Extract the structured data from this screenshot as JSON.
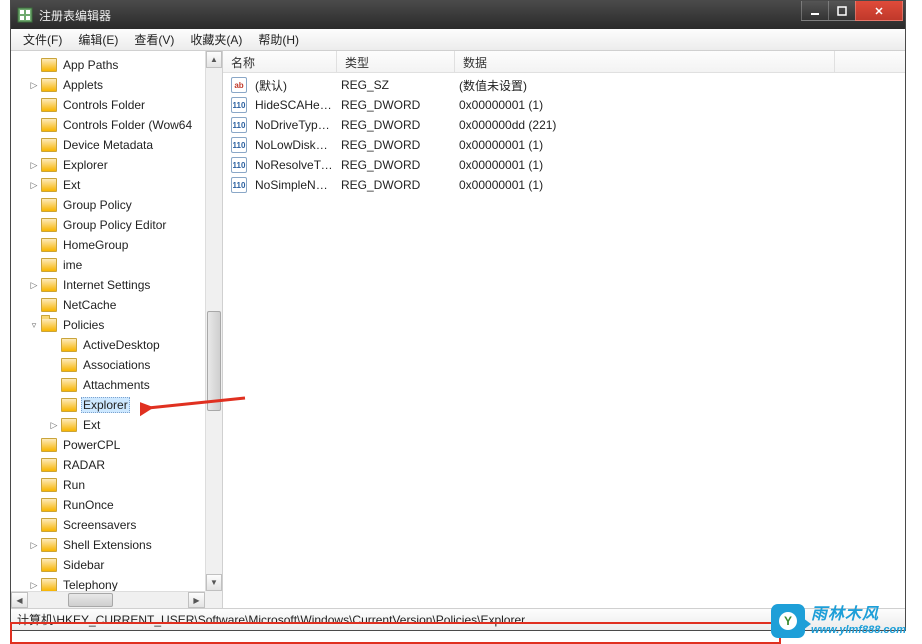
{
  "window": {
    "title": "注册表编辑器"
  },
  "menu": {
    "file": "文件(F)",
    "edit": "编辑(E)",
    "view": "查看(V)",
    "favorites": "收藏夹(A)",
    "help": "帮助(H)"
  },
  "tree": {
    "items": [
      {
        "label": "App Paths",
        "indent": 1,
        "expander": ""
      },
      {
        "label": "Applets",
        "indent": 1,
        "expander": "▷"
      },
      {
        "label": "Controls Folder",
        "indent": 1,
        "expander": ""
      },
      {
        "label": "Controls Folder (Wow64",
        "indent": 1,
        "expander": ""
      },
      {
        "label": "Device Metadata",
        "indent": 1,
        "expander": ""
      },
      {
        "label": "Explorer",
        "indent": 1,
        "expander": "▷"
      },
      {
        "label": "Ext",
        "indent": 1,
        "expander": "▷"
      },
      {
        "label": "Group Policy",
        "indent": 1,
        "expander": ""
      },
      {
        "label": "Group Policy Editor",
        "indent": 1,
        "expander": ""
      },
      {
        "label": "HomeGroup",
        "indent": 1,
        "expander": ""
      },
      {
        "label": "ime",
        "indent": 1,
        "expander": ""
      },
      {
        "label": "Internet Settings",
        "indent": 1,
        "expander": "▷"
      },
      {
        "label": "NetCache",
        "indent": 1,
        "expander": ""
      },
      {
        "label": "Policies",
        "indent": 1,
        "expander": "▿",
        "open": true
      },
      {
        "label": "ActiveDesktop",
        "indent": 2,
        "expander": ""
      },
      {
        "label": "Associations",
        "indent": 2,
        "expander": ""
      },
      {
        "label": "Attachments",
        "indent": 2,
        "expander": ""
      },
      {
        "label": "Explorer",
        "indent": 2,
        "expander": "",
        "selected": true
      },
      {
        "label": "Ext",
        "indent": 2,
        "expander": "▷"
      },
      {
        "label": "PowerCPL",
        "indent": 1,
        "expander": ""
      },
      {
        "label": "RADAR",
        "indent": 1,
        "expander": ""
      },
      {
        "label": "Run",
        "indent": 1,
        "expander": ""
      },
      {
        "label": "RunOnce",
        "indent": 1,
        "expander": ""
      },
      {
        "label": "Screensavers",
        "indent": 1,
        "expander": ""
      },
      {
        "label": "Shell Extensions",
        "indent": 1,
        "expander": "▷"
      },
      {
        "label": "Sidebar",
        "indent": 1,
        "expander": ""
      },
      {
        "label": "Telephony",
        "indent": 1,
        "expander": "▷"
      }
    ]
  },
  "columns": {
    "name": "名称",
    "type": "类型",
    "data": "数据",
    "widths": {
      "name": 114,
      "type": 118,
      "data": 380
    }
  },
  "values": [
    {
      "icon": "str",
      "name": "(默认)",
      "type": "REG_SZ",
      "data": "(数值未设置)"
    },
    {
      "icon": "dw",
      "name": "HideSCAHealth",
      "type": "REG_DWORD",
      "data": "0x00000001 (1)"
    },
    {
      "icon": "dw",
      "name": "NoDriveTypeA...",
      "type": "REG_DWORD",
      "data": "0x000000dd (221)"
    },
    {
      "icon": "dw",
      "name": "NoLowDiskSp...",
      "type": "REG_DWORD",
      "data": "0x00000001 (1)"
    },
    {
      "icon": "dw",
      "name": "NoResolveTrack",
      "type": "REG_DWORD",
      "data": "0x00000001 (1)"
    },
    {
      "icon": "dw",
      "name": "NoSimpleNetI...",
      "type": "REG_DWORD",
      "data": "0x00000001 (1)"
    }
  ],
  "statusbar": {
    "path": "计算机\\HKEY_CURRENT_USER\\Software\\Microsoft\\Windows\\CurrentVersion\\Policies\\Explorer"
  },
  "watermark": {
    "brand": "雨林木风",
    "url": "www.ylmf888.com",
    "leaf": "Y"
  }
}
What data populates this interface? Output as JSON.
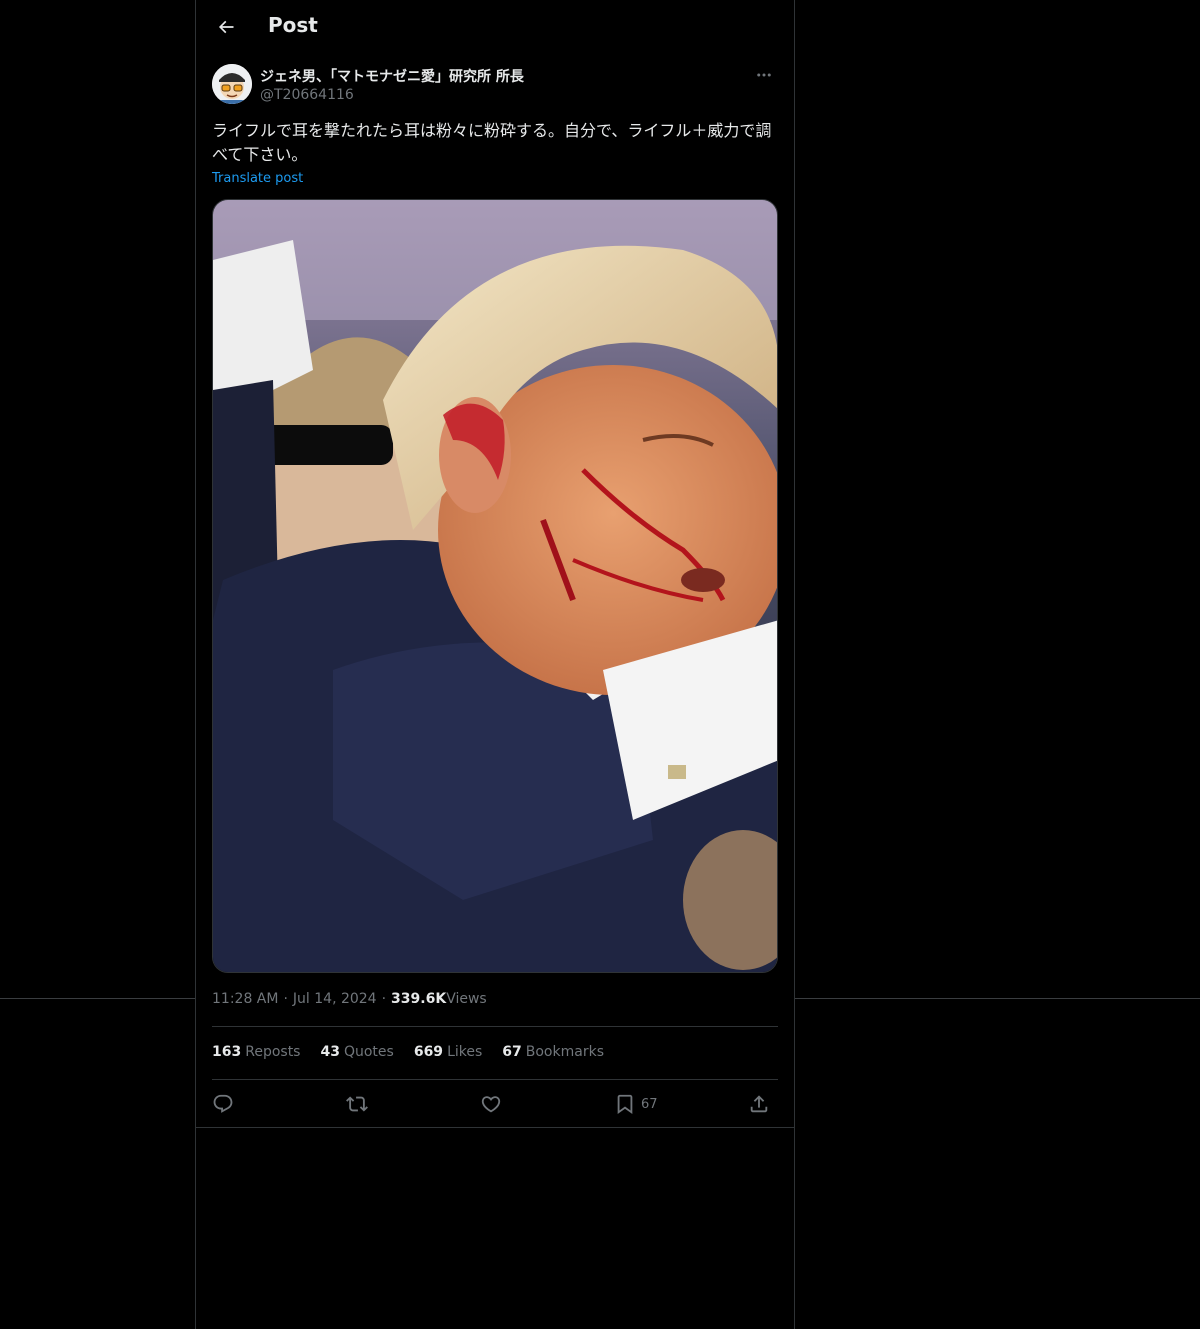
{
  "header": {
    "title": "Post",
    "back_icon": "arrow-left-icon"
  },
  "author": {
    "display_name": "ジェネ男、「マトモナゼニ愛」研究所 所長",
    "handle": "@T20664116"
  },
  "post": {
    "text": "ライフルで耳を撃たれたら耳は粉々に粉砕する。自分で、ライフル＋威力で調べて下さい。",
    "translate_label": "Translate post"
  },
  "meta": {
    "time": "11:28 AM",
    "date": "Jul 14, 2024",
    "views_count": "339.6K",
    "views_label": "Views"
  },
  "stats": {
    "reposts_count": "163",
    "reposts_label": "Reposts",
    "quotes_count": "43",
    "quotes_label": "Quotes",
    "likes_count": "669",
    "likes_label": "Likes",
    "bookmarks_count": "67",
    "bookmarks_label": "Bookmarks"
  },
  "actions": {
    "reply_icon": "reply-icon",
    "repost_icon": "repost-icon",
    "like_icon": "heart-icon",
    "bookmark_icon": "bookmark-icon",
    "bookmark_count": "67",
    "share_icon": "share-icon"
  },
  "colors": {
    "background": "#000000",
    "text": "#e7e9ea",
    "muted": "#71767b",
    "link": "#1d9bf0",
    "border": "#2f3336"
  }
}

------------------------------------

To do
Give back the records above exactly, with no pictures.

Expected answer
Extract the structured data from this screenshot as JSON.
{
  "window": {
    "title": "注册表编辑器"
  },
  "menu": {
    "file": "文件(F)",
    "edit": "编辑(E)",
    "view": "查看(V)",
    "favorites": "收藏夹(A)",
    "help": "帮助(H)"
  },
  "tree": {
    "items": [
      {
        "label": "App Paths",
        "indent": 1,
        "expander": ""
      },
      {
        "label": "Applets",
        "indent": 1,
        "expander": "▷"
      },
      {
        "label": "Controls Folder",
        "indent": 1,
        "expander": ""
      },
      {
        "label": "Controls Folder (Wow64",
        "indent": 1,
        "expander": ""
      },
      {
        "label": "Device Metadata",
        "indent": 1,
        "expander": ""
      },
      {
        "label": "Explorer",
        "indent": 1,
        "expander": "▷"
      },
      {
        "label": "Ext",
        "indent": 1,
        "expander": "▷"
      },
      {
        "label": "Group Policy",
        "indent": 1,
        "expander": ""
      },
      {
        "label": "Group Policy Editor",
        "indent": 1,
        "expander": ""
      },
      {
        "label": "HomeGroup",
        "indent": 1,
        "expander": ""
      },
      {
        "label": "ime",
        "indent": 1,
        "expander": ""
      },
      {
        "label": "Internet Settings",
        "indent": 1,
        "expander": "▷"
      },
      {
        "label": "NetCache",
        "indent": 1,
        "expander": ""
      },
      {
        "label": "Policies",
        "indent": 1,
        "expander": "▿",
        "open": true
      },
      {
        "label": "ActiveDesktop",
        "indent": 2,
        "expander": ""
      },
      {
        "label": "Associations",
        "indent": 2,
        "expander": ""
      },
      {
        "label": "Attachments",
        "indent": 2,
        "expander": ""
      },
      {
        "label": "Explorer",
        "indent": 2,
        "expander": "",
        "selected": true
      },
      {
        "label": "Ext",
        "indent": 2,
        "expander": "▷"
      },
      {
        "label": "PowerCPL",
        "indent": 1,
        "expander": ""
      },
      {
        "label": "RADAR",
        "indent": 1,
        "expander": ""
      },
      {
        "label": "Run",
        "indent": 1,
        "expander": ""
      },
      {
        "label": "RunOnce",
        "indent": 1,
        "expander": ""
      },
      {
        "label": "Screensavers",
        "indent": 1,
        "expander": ""
      },
      {
        "label": "Shell Extensions",
        "indent": 1,
        "expander": "▷"
      },
      {
        "label": "Sidebar",
        "indent": 1,
        "expander": ""
      },
      {
        "label": "Telephony",
        "indent": 1,
        "expander": "▷"
      }
    ]
  },
  "columns": {
    "name": "名称",
    "type": "类型",
    "data": "数据",
    "widths": {
      "name": 114,
      "type": 118,
      "data": 380
    }
  },
  "values": [
    {
      "icon": "str",
      "name": "(默认)",
      "type": "REG_SZ",
      "data": "(数值未设置)"
    },
    {
      "icon": "dw",
      "name": "HideSCAHealth",
      "type": "REG_DWORD",
      "data": "0x00000001 (1)"
    },
    {
      "icon": "dw",
      "name": "NoDriveTypeA...",
      "type": "REG_DWORD",
      "data": "0x000000dd (221)"
    },
    {
      "icon": "dw",
      "name": "NoLowDiskSp...",
      "type": "REG_DWORD",
      "data": "0x00000001 (1)"
    },
    {
      "icon": "dw",
      "name": "NoResolveTrack",
      "type": "REG_DWORD",
      "data": "0x00000001 (1)"
    },
    {
      "icon": "dw",
      "name": "NoSimpleNetI...",
      "type": "REG_DWORD",
      "data": "0x00000001 (1)"
    }
  ],
  "statusbar": {
    "path": "计算机\\HKEY_CURRENT_USER\\Software\\Microsoft\\Windows\\CurrentVersion\\Policies\\Explorer"
  },
  "watermark": {
    "brand": "雨林木风",
    "url": "www.ylmf888.com",
    "leaf": "Y"
  }
}
What data populates this interface? Output as JSON.
{
  "header": {
    "title": "Post",
    "back_icon": "arrow-left-icon"
  },
  "author": {
    "display_name": "ジェネ男、「マトモナゼニ愛」研究所 所長",
    "handle": "@T20664116"
  },
  "post": {
    "text": "ライフルで耳を撃たれたら耳は粉々に粉砕する。自分で、ライフル＋威力で調べて下さい。",
    "translate_label": "Translate post"
  },
  "meta": {
    "time": "11:28 AM",
    "date": "Jul 14, 2024",
    "views_count": "339.6K",
    "views_label": "Views"
  },
  "stats": {
    "reposts_count": "163",
    "reposts_label": "Reposts",
    "quotes_count": "43",
    "quotes_label": "Quotes",
    "likes_count": "669",
    "likes_label": "Likes",
    "bookmarks_count": "67",
    "bookmarks_label": "Bookmarks"
  },
  "actions": {
    "reply_icon": "reply-icon",
    "repost_icon": "repost-icon",
    "like_icon": "heart-icon",
    "bookmark_icon": "bookmark-icon",
    "bookmark_count": "67",
    "share_icon": "share-icon"
  },
  "colors": {
    "background": "#000000",
    "text": "#e7e9ea",
    "muted": "#71767b",
    "link": "#1d9bf0",
    "border": "#2f3336"
  }
}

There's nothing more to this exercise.